The typical disaster photo seeks to elicit sympathetic action, emphasizing the vast, impersonal nature of destruction to generate feelings of a common humanity. This photograph, in contrast, provokes a more empathic gaze. Its attention to an individual detail of an unknown other’s life suggests a more personal, less familiar kind of loss. The simple trace of the flood’s damage leaves room for the imagination. What effects of the storm did the camera exclude? What cannot be seen? In another picture, a grit-coated photograph lies on the sand. It serves as a reminder that disasters are also images untaken and destroyed, that documentation has its limits even with the rise of digital technology.
#SANDY does not offer answers to the challenge of representing disasters, let alone climate change. It speaks primarily to the need for recovery, rather than transformation. “Global warming is here,” says a message scrawled across the boardwalk in the Rockaways. This photograph, though, is smaller than many in the book. Surrounding it are pictures of other hand-written messages, a number of which address the storm by name (“Hey Sandy Fuck You!”; “Kiss My Ass Sandy”). Here, nature is anthropomorphized, anthropogenic climate change minimized. The scrawled messages to Sandy reassert human control in the face of disaster. They succeed, however, only insofar as the connection between human action and the complex causality of that disaster remains invisible. “Catastrophe,” writes Mary Ann Doane, “signals the failure of the escalating technological desire to conquer nature.” The celebration of iPhone photography in #SANDY reaffirms the power of technology to represent and facilitate recovery from catastrophic loss. Left unexplored, though, are the implications of this view, particularly in relation to the present fascination with technological solutions to large-scale problems like climate change.
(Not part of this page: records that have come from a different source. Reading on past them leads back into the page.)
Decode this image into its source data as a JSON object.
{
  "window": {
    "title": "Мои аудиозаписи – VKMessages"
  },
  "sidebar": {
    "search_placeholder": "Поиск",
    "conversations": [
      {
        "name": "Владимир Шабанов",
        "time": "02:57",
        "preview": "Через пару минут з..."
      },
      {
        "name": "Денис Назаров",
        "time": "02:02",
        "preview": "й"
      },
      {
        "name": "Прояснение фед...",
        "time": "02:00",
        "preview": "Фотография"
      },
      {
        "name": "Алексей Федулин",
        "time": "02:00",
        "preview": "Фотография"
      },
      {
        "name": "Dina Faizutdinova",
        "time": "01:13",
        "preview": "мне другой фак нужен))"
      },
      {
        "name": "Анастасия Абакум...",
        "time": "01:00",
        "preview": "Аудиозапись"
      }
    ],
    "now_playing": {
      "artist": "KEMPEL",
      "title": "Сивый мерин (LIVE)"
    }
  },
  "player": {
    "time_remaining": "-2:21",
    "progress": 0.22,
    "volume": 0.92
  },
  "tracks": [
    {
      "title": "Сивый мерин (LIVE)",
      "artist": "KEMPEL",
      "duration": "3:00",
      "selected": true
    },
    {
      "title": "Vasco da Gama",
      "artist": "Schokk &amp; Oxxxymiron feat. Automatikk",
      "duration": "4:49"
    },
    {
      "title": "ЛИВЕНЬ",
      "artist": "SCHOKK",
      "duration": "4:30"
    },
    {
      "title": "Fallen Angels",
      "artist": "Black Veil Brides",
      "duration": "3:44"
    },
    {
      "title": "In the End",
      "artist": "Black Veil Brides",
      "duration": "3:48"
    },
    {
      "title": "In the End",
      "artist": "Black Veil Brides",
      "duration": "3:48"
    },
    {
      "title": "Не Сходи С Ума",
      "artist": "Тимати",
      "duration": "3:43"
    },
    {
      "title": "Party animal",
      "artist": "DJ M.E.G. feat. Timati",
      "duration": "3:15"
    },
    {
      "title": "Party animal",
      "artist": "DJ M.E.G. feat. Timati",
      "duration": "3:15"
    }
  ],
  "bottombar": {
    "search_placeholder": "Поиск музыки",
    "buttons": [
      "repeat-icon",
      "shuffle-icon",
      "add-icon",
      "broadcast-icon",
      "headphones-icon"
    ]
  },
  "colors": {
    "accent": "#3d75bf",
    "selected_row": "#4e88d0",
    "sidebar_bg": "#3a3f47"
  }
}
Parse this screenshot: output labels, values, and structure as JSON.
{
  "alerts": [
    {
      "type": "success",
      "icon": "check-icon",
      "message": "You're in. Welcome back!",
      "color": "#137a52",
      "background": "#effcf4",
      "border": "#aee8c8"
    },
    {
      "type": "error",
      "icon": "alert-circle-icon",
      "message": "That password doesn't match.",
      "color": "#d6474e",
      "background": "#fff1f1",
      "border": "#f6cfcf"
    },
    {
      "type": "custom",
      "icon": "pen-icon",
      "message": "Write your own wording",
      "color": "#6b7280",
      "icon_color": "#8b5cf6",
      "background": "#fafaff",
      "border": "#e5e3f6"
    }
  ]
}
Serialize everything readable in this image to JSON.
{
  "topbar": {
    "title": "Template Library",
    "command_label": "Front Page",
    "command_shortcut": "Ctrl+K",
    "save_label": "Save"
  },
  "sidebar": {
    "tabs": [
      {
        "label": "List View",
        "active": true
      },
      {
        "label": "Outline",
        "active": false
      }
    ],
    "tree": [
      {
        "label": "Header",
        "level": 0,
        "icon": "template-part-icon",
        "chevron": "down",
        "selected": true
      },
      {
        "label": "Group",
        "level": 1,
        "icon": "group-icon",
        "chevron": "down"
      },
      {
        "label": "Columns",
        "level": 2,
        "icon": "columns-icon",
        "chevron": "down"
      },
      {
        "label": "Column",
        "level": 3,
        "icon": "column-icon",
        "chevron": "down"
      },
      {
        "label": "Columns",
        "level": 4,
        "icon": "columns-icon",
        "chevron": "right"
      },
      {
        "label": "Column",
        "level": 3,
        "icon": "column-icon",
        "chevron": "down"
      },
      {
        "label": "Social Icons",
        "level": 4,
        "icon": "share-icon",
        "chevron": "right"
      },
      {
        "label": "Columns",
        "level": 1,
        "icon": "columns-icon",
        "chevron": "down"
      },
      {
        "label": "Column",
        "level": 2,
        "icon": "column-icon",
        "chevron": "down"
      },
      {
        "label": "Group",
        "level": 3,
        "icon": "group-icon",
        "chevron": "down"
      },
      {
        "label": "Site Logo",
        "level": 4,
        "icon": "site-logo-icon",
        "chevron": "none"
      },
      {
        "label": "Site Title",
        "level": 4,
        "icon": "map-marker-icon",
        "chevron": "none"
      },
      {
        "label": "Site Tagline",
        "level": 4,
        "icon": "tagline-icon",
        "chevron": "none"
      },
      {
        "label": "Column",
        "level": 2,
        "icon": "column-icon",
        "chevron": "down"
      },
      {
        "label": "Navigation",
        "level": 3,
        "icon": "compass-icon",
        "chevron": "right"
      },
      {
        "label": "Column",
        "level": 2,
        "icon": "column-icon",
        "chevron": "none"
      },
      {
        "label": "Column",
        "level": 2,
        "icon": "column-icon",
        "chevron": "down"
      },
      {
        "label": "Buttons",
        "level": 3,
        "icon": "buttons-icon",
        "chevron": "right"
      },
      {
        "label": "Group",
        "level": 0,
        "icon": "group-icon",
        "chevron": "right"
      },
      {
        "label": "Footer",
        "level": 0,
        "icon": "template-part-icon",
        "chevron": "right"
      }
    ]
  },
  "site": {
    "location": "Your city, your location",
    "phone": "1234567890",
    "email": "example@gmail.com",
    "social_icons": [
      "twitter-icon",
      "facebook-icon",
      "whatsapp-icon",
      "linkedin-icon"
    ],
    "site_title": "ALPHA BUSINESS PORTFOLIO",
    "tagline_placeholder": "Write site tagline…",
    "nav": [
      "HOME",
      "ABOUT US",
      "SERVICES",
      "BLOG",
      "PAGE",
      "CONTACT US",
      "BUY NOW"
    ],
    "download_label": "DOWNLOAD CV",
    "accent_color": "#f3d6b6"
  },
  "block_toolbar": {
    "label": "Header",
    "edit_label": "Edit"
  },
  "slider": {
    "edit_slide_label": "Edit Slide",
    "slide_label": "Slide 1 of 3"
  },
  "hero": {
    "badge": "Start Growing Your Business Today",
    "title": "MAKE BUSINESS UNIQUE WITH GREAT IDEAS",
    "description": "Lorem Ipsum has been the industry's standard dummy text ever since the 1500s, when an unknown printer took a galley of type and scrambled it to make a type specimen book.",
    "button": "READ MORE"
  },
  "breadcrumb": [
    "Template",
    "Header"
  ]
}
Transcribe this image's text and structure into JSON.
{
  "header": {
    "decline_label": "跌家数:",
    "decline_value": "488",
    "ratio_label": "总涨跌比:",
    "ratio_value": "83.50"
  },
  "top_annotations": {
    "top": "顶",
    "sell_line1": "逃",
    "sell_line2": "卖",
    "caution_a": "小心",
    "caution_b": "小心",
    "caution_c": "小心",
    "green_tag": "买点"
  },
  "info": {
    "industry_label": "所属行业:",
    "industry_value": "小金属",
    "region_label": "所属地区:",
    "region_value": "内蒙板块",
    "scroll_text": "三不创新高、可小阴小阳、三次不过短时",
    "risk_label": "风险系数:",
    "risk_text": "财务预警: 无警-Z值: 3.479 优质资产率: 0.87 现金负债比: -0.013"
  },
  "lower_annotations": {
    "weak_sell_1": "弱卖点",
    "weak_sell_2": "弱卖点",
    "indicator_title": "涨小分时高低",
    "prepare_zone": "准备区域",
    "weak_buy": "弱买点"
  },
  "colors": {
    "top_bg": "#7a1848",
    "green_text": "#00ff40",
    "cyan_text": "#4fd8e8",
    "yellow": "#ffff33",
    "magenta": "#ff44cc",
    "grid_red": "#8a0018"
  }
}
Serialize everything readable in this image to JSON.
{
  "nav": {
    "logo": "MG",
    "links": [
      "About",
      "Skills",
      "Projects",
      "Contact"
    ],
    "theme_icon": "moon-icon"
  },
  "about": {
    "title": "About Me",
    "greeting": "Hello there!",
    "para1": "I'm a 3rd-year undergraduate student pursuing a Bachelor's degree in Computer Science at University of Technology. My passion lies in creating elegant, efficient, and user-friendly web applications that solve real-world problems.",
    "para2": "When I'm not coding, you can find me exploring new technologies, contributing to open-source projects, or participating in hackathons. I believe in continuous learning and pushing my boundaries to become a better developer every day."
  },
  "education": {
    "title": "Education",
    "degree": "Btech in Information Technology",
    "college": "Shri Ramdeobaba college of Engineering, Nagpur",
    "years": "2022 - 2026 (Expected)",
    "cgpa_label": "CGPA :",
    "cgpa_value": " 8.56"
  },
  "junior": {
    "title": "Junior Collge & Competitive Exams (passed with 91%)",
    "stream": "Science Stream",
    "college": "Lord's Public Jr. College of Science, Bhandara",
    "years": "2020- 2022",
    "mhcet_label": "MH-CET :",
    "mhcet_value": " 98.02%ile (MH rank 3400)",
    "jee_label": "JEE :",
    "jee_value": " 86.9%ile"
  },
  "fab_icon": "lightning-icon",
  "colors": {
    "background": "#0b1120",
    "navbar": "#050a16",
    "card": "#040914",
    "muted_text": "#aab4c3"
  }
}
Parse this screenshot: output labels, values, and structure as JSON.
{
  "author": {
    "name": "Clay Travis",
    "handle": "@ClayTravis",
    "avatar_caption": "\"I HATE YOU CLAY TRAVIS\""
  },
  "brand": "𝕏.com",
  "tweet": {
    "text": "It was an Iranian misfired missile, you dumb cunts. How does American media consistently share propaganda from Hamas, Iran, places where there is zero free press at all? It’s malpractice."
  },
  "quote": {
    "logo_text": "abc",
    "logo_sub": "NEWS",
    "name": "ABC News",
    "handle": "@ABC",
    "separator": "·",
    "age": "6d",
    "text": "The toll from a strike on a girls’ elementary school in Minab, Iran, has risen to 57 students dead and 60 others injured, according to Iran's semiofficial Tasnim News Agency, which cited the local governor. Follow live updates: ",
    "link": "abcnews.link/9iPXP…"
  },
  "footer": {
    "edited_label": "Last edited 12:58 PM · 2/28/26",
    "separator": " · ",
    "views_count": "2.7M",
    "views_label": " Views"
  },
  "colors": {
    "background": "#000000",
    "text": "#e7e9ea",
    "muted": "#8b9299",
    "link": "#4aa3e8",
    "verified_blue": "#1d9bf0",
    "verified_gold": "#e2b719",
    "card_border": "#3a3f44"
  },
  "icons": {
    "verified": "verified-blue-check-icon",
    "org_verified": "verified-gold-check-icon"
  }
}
Climate change, more broadly, raises questions of representation and technology. It demands that we recognize the role of various technologies (including iPhones) and associated imperatives of progress and growth in precipitating extreme weather events like Sandy. Cloud computing, for example, is energy intensive despite its portrayal as weightless and immaterial. Data storage is soon expected to become the fastest increasing contributor to emissions associated with IT manufacture and use (a sector whose global carbon emissions are already on par with the airline industry). The planned obsolescence of ever-upgraded electronic devices also entails high material costs, from the extraction of minerals to the exporting of e-waste. As with climate change, these practices have a globally uneven impact. The same week that #SANDY was released, Typhoon Haiyan struck the Philippines, killing thousands of people and displacing millions more. While its consequences have yet to become fully apparent, this ongoing disaster underscores the urgent need to think about what forms of representation and response hold the potential not only to speed recovery, but also to bring about a more beautiful and more just future.
#SANDY comes out in Fall 2014. Signed copies may be pre-purchased here.
- For more on the new uses of digital photography, see Susan Murray, “Digital Images, Photo-sharing, and Our Shifting Notions of Everyday Aesthetics,” Journal of Visual Culture, no. 7.2 (2008), pp. 147–163. ↩